It involved a considerable investment – of £113.5 million ($157.2m) from 17 government departments and more than 350 public and private sector partners, which was mainly spent on advertising in 144 different countries.
It delivered a 10-fold return to the UK economy of £1.2 billion, according to Radley Yeldar, the agency that created it.
“It was highly successful. And Operation 300bn could have an even greater impact,” he said.
Make it in the Emirates goes beyond the “quality stamp” approach many nations use when promoting domestic products or industries, said Mr Brash.
“It is a statement of purpose. It invites companies, inspires entrepreneurs and implies success on a personal, human level, as well as an industrial one.”
A successful brand identity campaign “is always supported by a unique, differentiated and authentic story that avoids stereotypes and manages to own a relevant and emotional territory in its consumers’ minds”, said Nancy Villanueva, Iberia and Middle East chief executive for consultancy Interbrand.
“We like to remind our clients that brands today are defined by the ‘why’ behind the ‘what’.”
To provide that authenticity, a campaign should have a single-minded purpose and narrative that is communicated across all channels, according to Steve Haysom, chief executive of Dubai brand consultancy Omnia.
“Case studies showcasing people, places, products, innovation, passion, service and dedication would be a great place to start,” said Mr Haysom.
Campaigns such as this also require consistent communication detailing policies, opportunities and regular milestones, said Ramesh Menon, chief executive of branding and marketing agency Brandform.

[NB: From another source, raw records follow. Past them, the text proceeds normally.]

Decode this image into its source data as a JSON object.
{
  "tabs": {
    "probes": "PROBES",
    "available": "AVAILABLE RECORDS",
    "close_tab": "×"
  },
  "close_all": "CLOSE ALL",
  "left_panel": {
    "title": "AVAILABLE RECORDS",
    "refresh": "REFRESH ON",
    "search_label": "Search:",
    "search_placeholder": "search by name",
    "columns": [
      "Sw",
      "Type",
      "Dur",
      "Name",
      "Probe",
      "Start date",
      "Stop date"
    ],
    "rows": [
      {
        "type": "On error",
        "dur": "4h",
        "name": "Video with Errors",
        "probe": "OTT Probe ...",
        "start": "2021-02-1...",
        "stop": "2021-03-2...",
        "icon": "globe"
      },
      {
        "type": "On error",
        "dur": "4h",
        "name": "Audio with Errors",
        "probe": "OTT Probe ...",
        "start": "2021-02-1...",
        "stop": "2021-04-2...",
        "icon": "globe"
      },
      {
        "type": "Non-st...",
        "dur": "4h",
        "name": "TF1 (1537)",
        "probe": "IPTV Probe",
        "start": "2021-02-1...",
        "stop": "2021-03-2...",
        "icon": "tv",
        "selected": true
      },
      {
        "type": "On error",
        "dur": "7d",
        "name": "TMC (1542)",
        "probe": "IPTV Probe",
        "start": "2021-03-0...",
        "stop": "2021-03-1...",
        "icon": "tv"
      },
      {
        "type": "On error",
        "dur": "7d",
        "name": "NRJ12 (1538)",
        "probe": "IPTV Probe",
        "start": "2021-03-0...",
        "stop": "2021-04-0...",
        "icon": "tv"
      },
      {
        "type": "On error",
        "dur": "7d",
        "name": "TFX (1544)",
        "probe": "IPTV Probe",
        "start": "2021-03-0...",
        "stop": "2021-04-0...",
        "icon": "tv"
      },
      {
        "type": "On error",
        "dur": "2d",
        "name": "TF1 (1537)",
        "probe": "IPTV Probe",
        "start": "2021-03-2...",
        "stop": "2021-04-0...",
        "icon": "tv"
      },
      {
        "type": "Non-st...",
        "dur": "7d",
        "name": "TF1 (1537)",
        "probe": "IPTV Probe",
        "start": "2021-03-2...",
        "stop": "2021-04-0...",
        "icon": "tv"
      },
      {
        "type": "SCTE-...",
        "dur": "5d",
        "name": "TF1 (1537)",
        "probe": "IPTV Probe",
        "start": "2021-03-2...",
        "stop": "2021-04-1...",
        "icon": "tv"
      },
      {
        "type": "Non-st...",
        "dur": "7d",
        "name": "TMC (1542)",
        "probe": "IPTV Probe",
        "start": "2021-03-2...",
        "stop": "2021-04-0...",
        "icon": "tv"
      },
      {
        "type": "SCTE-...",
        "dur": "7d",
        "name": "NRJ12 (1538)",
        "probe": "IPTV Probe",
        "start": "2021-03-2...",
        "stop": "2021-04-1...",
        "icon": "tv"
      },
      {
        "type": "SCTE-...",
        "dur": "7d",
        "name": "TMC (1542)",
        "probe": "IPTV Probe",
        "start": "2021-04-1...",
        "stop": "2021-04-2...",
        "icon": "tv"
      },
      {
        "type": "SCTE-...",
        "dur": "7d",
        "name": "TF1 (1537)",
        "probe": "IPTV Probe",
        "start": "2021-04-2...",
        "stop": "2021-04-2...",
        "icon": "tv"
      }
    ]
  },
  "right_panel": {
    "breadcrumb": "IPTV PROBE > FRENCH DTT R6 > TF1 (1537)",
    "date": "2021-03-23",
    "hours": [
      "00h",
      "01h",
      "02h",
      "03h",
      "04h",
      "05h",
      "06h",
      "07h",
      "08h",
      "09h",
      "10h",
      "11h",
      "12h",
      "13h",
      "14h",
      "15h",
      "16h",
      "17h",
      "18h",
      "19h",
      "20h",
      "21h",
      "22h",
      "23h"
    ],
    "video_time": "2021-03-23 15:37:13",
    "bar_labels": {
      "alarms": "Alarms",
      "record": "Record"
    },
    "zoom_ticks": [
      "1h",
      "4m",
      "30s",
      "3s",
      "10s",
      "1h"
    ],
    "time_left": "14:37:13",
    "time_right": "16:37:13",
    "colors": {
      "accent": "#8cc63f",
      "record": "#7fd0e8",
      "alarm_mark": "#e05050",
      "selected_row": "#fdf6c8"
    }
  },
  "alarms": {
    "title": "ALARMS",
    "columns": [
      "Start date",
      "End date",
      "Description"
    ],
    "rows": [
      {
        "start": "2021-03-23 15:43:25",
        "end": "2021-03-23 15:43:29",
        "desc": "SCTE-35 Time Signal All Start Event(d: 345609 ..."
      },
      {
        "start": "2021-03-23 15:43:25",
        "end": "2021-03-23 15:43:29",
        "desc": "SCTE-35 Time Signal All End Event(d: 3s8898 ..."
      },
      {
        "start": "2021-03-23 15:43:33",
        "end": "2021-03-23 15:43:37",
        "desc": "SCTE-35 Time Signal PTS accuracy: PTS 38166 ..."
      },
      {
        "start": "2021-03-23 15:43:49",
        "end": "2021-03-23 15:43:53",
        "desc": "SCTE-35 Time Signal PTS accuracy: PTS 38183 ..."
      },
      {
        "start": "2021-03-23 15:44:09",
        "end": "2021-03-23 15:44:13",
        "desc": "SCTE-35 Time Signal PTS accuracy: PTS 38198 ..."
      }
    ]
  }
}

“What we are seeing here is a ‘movement’ that will change the way the region is perceived from a global capability standpoint. And that takes time,” said Mr Menon.